[Start of section]

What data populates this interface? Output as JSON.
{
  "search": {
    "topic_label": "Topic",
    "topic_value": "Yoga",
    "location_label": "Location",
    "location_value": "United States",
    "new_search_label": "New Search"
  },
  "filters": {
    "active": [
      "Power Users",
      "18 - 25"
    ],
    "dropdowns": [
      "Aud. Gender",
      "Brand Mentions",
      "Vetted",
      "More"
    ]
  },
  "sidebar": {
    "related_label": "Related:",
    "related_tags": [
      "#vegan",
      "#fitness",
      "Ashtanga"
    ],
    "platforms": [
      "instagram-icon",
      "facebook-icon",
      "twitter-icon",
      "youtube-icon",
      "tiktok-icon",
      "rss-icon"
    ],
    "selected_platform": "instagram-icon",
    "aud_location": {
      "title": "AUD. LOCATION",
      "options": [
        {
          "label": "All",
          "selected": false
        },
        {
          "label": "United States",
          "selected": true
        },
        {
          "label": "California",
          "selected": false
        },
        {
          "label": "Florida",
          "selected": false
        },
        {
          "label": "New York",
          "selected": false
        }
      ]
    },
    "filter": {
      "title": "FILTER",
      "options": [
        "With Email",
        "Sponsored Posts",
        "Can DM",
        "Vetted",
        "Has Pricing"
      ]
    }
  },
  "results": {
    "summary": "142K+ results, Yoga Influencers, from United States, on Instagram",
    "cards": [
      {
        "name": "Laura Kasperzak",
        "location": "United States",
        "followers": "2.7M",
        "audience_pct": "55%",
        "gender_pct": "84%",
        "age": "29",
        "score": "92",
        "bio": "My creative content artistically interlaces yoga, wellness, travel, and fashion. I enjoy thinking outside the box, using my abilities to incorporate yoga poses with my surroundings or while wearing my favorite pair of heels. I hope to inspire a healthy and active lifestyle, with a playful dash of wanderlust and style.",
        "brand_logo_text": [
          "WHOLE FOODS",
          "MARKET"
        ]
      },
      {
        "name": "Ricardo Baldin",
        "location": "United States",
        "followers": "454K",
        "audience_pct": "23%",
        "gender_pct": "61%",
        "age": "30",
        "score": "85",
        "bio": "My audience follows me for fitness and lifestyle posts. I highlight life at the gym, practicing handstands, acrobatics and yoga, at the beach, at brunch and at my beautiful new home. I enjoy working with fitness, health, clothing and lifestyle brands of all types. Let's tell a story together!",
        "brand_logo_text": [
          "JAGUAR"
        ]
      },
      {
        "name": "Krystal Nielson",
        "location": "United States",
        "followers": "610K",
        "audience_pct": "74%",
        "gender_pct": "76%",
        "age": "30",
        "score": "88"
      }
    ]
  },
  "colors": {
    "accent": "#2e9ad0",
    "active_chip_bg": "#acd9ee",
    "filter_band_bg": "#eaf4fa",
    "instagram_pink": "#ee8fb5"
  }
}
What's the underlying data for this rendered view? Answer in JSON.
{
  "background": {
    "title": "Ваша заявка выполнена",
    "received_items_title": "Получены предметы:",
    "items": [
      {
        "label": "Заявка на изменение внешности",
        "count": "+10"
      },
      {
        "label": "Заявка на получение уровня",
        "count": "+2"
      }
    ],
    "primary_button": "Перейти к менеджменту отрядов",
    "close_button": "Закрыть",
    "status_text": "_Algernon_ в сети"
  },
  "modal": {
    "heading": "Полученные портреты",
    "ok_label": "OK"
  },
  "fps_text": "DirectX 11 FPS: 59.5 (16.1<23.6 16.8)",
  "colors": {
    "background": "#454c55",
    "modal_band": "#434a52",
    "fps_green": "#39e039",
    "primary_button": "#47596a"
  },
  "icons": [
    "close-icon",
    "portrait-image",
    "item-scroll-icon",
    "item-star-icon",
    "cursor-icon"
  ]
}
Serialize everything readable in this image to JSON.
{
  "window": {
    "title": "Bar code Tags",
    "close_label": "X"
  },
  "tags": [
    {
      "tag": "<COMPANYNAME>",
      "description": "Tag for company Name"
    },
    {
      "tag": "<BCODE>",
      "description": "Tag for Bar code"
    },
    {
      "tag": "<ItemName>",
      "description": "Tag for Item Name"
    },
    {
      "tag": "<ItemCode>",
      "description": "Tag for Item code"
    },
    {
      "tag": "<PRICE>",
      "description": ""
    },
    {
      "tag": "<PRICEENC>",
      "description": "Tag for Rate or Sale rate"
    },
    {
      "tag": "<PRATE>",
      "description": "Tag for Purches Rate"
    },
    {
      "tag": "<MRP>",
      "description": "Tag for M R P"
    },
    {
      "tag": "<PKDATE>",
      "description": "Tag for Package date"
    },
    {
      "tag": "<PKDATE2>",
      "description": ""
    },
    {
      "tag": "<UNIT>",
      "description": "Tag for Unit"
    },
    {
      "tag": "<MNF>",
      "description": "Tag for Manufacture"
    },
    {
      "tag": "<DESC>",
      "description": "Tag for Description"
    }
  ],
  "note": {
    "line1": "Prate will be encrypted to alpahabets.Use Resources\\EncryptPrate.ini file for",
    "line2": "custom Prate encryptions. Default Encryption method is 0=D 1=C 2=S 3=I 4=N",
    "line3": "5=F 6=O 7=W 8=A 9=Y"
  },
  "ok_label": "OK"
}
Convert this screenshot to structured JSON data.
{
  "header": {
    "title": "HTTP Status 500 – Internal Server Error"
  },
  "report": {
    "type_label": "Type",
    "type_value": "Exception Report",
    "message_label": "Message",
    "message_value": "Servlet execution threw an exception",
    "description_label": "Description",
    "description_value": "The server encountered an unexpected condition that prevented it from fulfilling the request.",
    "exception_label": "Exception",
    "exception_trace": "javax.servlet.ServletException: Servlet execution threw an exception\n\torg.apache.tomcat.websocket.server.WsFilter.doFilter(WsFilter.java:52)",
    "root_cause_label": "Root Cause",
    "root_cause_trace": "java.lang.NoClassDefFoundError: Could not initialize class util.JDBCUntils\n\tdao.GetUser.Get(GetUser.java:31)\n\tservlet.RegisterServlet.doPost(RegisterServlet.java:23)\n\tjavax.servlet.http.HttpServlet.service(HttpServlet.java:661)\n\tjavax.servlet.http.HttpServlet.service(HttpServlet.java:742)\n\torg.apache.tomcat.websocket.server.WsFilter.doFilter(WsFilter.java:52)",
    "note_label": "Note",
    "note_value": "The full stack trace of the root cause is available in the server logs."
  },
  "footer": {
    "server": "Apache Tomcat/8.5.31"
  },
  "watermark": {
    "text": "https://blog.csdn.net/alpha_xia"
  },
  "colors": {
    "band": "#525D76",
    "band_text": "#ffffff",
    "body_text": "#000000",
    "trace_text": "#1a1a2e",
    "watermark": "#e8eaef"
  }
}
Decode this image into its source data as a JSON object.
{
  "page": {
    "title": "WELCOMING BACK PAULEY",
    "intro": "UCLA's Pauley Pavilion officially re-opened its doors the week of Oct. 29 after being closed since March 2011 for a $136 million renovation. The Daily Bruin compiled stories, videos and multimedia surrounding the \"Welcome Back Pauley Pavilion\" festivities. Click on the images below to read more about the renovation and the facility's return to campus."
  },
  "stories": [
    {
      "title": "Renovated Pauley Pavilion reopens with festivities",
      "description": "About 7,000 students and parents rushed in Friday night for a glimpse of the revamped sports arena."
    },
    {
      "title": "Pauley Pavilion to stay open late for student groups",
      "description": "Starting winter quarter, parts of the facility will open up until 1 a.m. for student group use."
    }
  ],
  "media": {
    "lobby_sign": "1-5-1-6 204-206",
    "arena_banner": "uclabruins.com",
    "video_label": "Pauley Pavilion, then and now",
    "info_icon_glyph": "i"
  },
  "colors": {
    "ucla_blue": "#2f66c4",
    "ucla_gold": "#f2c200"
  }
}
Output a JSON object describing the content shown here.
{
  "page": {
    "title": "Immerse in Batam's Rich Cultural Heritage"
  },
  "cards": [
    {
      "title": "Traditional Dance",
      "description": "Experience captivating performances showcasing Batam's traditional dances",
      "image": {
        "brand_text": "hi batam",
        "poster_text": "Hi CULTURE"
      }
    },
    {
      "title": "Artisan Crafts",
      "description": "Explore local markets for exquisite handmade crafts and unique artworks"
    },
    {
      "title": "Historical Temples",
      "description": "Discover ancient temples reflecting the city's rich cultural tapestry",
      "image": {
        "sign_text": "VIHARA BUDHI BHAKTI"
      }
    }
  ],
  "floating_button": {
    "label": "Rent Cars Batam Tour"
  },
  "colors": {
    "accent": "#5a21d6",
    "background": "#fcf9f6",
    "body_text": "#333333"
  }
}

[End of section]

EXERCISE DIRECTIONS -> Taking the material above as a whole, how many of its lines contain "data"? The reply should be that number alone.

ANSWER TO THE PROBLEM -> 4